From snuggling under handmade quilts to newly sewn dresses made by Ma, a needle and thread were often woven into the storyline throughout the “Little House” books written by Laura Ingalls Wilder. Here is how to Make Your Own Little House Inspired Pillows.
Make Your Own Little House Inspired Pillows
The pillows shown above were inspired by “Little House in the Big Woods” and are great projects for using up small scraps of fabric.
The Big Woods pillow is perfect for the beginning sewist.
I used the following fabrics from the Little House on the Prairie line from Andover Fabrics to create this pillow. A huge “Thank you!” to Andover for providing the fabric that made this post possible.
The front and background fabric used for the pillow and some of the tree appliques:
Fabric style A-7924-B and A-7923-G
Another set of trees ~ A-7951-G
Tree Trunks ~ A-7948-Y
The tree trunks are just rectangles and the trees are simple triangles. You can enlarge or reduce the following graphics to create sizes to suit.
All of the various pieces were laid out in a pleasing manner and then pinned in place. They were then attached to the background fabric using a zig-zag stitch. Other stitches, such as the straight or satin stitch, can also be used.

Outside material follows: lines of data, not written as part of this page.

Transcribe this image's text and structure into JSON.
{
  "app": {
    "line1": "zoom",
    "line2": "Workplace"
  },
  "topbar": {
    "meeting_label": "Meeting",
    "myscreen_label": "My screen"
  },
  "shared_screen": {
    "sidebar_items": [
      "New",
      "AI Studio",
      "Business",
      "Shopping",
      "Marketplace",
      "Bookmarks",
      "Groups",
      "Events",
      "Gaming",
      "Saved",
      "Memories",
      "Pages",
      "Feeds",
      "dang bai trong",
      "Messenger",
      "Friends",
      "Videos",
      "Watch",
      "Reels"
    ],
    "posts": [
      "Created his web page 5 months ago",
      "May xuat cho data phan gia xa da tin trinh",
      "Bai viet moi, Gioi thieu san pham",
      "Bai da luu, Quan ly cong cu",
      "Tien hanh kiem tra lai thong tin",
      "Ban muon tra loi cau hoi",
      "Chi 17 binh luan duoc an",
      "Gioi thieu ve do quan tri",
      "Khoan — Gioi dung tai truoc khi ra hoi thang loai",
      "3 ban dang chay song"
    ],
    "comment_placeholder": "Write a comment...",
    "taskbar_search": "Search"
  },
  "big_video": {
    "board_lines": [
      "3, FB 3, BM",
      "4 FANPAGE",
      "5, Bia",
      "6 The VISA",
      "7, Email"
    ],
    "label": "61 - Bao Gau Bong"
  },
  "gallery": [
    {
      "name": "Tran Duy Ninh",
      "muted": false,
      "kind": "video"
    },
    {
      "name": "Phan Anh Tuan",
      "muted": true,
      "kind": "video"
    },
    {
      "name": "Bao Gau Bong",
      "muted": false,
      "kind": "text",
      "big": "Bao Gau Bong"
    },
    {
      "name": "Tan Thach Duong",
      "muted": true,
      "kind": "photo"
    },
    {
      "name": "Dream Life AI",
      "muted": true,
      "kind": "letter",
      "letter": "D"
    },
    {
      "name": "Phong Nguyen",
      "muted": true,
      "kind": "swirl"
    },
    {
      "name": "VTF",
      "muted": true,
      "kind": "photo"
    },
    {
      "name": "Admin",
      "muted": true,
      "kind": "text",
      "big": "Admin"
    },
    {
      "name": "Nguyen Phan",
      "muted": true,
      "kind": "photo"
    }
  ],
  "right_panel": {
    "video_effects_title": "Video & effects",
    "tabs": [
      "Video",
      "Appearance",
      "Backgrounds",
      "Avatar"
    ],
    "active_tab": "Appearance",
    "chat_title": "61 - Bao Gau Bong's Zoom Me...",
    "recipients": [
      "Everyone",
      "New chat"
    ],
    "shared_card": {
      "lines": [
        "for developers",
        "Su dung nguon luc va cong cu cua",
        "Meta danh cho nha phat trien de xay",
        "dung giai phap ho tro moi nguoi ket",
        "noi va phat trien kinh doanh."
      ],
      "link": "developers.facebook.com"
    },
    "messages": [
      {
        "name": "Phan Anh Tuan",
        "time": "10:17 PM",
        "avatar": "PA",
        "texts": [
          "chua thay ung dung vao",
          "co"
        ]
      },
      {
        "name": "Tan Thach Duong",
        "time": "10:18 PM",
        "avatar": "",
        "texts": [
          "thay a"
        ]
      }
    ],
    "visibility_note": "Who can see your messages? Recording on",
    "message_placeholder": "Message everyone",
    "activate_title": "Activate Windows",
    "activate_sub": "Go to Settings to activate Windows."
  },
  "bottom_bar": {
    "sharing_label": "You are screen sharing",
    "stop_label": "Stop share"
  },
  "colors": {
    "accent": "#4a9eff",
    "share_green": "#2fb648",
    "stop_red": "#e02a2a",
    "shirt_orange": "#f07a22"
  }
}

Both of the pillows were finished with a simple envelope closure on the back.
Just like the log cabin tablecloth the Big Woods pillow also features a special tag.
Log Cabin Pillow
For the log cabin pillow, I used the same fabrics as listed above for the trees. This project is good for the medium to advanced sewist.
The fabric used as follows from top to bottom:
Background fabric ~ A-7923-L
Back of the pillow and log cabin ~ A-7948-R
Log cabin ~ A-7925-R
Roof of log cabin ~A-7951-B
Door and tree trunks ~ A-7948-Y
Sidewalk fabric ~ A-7982-B
Log Cabin Pattern
I used this image for the basic shape of the cabin and its roofline.
The base of the cabin was simply 2 1/2” wide strips sewn together with a 4” wide strip of the red floral fabric on top. (The length of the strips were 8” before cutting the shape.)
The shape was cut out after the strips had been sewn together. (You can adjust the sizing if you want a bigger or smaller sized cabin.)
The door and tree trunks were basic rectangles and the sidewalk was cut out in a free hand fashion.
The fabric strips of the roof were first sewn together at an angle in the center so that they would lie nicely flat.
Once all the pieces were cut out and the roof was sewn they were then laid out, pinned in place and sewn on using a zig-zag stitch. But again, you can use other stitches if preferred.
I hope you have enjoyed this post. Tomorrow’s post will feature how to make a disappearing nine patch napkin.
“The true way to live is to enjoy every moment as it passes, and surely it is in the everyday things around us that the beauty of life lies.” ~Laura Ingalls Wilder
Please enjoy all of the other posts in the “Little House” series.